I don’t remember the day men landed on the moon, but I remember the day when I watched Ayrton Senna’s crash on television. I first met Ayrton in 1979, when I was working in Formula 3, and our Brazilian driver Chico Serra – who was one of the upcoming Brazilian stars – came into the workshop with a young man and his wife. He introduced us and said:
“This is Ayrton Senna da Silva, he is the Brazilian champion in go-karting, and this man will be a world champion. His performance is outstanding.” In 1981, I started my own Formula 3 race team, and I often watched Ayrton drive in the Formula Ford, in the Formula Ford 2000 and in the Kart Championships. In 1988, Ron Dennis, who became a partner at McLaren some years before, asked me to become Chief Mechanic for McLaren. That’s when I started working with Ayrton Senna.
Unlike today’s drivers, he was much more involved in the technology of the car. Ayrton really knew what he wanted, he was really intelligent and had a good engineering brain. If you look at the early photos in Brazil, he was preparing his go-kart himself. He was a very focussed driver and he always was in the best physical condition. In 1993, Ron Dennis tried to convince Ayrton to renew the contract with McLaren for another year, but Ayrton refused because he knew that we didn’t have a competitive car for him. So we had a race-per-race deal – he got one million dollars per race.
He never turned up for a race before the million dollars were credited to his bank account. But he was worth all the money. At the race in Donington for the European World Championship the track was wet and although we didn’t have a perfect car, he made an incredible race. He passed ten cars in one corner! No one was going to beat him.
Between the races, when we were either trying to improve the car or studying a problem, he was the warmest and loveliest guy you had ever met. When he came to the factory, he walked around and talked to anybody. The fame didn’t change him very much; he was still quite a humble person. In the media, he was often seen as an arrogant man, but that was not true. He was just pretty self-confident. When he was asked, which driver impressed him most, he didn’t say Alain Prost or Michael Schumacher; he said Terry Fullerton. They raced against each other in the World Kart Championship three or four times and Terry always beat him. Ayrton told me that this was the best competition and fun he had ever had. Unlike Ayrton, Terry never moved up to Formula Ford or anything else.

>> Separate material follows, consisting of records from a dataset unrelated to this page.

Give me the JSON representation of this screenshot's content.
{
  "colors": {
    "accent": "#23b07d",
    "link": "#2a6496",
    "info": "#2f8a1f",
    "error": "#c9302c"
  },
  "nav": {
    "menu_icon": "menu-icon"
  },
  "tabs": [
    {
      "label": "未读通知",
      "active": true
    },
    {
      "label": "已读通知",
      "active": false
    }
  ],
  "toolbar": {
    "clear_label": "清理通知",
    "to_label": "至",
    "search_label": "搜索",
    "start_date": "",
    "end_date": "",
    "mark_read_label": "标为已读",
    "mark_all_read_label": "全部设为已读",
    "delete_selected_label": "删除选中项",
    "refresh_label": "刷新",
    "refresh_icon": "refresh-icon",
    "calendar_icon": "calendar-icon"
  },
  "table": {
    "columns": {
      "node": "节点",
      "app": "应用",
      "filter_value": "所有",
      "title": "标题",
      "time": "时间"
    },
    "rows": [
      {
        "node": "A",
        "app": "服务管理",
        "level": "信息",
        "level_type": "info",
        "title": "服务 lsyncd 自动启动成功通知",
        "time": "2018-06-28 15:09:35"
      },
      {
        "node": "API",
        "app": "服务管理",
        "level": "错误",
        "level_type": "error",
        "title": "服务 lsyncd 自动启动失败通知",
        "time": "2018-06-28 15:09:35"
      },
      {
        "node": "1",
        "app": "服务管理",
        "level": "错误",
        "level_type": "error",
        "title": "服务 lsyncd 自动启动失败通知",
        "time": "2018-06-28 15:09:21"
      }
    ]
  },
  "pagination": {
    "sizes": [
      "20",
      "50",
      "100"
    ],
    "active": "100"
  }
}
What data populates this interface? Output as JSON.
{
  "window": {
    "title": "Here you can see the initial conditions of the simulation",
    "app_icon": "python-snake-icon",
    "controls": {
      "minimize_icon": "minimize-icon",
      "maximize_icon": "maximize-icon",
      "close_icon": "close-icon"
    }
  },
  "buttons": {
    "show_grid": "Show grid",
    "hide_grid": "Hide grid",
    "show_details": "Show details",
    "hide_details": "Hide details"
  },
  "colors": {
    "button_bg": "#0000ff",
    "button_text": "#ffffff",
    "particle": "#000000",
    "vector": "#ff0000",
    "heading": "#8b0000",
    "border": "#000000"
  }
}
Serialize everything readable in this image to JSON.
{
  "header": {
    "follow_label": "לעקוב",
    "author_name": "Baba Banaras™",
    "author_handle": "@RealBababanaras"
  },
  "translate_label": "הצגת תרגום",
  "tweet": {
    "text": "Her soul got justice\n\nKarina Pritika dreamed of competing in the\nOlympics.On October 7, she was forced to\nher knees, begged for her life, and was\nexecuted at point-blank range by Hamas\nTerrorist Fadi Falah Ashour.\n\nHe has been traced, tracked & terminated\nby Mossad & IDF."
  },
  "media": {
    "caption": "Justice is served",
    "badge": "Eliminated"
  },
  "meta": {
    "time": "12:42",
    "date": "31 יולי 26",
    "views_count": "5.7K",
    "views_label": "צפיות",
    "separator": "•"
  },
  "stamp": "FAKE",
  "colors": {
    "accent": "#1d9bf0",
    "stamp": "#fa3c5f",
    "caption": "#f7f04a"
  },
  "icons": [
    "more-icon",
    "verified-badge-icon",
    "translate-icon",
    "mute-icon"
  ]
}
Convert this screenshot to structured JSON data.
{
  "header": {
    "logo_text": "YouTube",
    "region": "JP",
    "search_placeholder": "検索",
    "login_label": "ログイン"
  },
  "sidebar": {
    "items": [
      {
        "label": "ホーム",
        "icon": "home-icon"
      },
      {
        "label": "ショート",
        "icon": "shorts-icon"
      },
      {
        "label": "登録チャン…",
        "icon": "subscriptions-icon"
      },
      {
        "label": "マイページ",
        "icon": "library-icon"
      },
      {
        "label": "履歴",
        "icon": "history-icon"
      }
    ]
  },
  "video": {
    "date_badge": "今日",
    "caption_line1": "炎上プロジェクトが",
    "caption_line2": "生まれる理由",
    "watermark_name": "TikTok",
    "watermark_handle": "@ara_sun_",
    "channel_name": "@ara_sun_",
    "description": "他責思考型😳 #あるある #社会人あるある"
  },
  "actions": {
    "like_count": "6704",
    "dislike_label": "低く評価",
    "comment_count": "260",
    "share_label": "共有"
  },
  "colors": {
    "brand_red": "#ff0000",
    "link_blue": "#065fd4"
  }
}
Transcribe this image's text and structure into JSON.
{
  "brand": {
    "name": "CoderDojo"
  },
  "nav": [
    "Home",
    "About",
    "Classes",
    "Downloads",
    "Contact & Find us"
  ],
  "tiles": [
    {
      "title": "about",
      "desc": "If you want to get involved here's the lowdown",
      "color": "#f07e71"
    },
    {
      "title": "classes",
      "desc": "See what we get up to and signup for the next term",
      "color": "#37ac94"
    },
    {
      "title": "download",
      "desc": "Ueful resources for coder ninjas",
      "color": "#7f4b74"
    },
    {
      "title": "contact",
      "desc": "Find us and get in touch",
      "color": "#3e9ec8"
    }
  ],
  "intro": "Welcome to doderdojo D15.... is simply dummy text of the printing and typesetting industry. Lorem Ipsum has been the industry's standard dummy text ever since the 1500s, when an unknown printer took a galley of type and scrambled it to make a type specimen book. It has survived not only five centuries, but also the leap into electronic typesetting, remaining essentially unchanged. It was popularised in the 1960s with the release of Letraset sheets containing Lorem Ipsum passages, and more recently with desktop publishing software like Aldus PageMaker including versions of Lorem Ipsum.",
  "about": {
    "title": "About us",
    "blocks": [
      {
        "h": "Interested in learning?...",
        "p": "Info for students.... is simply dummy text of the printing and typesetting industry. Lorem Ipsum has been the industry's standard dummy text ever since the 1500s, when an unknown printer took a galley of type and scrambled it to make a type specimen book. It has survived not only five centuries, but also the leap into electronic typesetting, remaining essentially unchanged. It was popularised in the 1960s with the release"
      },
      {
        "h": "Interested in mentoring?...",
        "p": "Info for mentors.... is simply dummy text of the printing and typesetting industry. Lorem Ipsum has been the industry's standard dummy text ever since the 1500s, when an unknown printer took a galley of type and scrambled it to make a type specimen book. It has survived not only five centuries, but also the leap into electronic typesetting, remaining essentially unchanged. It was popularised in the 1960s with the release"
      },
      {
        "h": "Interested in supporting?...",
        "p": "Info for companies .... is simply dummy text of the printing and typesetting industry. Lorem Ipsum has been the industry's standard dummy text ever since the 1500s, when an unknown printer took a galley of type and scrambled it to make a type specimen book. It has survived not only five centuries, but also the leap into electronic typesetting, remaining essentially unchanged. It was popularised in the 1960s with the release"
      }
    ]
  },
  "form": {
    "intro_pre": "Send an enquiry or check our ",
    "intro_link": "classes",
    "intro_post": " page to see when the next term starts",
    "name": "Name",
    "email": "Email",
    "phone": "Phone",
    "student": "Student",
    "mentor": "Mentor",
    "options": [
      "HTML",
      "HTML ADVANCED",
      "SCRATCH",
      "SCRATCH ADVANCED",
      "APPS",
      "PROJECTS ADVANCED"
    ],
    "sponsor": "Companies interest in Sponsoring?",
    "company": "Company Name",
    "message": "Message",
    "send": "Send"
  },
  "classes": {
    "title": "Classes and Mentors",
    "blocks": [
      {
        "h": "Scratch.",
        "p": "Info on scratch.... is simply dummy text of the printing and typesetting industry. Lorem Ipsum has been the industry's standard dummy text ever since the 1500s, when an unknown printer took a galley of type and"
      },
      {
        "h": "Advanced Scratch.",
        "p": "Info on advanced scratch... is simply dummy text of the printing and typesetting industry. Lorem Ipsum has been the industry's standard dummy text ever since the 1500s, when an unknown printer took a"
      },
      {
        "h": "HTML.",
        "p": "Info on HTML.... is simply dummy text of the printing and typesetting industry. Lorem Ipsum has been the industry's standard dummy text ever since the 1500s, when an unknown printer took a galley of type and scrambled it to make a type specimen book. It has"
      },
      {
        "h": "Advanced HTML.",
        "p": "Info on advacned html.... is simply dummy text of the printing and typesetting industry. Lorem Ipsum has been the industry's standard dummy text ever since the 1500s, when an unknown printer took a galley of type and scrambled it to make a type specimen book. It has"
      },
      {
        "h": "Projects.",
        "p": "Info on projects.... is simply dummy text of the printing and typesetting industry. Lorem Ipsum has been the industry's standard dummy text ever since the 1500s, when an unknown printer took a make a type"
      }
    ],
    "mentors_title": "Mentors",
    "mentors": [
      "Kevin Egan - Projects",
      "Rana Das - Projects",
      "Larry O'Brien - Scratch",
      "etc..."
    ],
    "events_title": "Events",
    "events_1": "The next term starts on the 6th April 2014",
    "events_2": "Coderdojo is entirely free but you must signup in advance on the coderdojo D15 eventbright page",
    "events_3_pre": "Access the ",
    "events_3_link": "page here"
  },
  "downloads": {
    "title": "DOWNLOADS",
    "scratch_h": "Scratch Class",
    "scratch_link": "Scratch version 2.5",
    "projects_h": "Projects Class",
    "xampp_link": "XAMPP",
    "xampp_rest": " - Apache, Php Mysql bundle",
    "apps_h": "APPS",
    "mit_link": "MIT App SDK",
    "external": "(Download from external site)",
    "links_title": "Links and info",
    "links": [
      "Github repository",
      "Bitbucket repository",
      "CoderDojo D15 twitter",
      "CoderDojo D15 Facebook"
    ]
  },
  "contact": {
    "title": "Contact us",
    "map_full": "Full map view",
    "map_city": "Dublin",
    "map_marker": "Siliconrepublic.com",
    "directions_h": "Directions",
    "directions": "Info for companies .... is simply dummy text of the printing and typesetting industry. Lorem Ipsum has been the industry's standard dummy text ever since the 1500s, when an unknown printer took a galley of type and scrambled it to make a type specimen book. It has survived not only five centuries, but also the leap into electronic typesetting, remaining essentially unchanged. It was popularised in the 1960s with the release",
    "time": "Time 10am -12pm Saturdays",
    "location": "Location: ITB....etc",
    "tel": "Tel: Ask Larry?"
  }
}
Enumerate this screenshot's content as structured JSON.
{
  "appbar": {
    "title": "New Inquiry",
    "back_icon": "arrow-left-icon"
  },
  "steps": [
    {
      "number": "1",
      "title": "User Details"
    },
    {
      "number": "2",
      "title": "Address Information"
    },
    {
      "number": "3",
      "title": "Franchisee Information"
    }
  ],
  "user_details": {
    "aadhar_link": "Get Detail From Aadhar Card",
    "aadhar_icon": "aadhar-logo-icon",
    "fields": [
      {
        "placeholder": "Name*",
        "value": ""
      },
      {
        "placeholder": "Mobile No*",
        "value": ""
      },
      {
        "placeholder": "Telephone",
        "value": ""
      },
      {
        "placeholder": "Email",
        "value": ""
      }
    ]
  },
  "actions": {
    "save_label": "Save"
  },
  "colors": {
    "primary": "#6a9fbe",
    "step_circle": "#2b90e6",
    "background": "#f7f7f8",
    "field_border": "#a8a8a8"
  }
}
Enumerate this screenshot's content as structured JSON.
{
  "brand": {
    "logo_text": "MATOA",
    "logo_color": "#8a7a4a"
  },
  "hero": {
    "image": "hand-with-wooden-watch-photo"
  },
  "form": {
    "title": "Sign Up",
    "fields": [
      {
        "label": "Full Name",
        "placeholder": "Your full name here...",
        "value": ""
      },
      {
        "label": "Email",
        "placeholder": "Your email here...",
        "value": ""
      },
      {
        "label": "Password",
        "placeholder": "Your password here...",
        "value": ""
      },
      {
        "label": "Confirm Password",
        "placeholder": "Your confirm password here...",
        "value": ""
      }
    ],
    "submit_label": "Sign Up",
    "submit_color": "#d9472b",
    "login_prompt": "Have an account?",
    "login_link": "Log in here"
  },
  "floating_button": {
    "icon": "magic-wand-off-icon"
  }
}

Many people here who worked with him still talk about him. He was really one of us. He wasn’t just an employed driver – he was one of the team.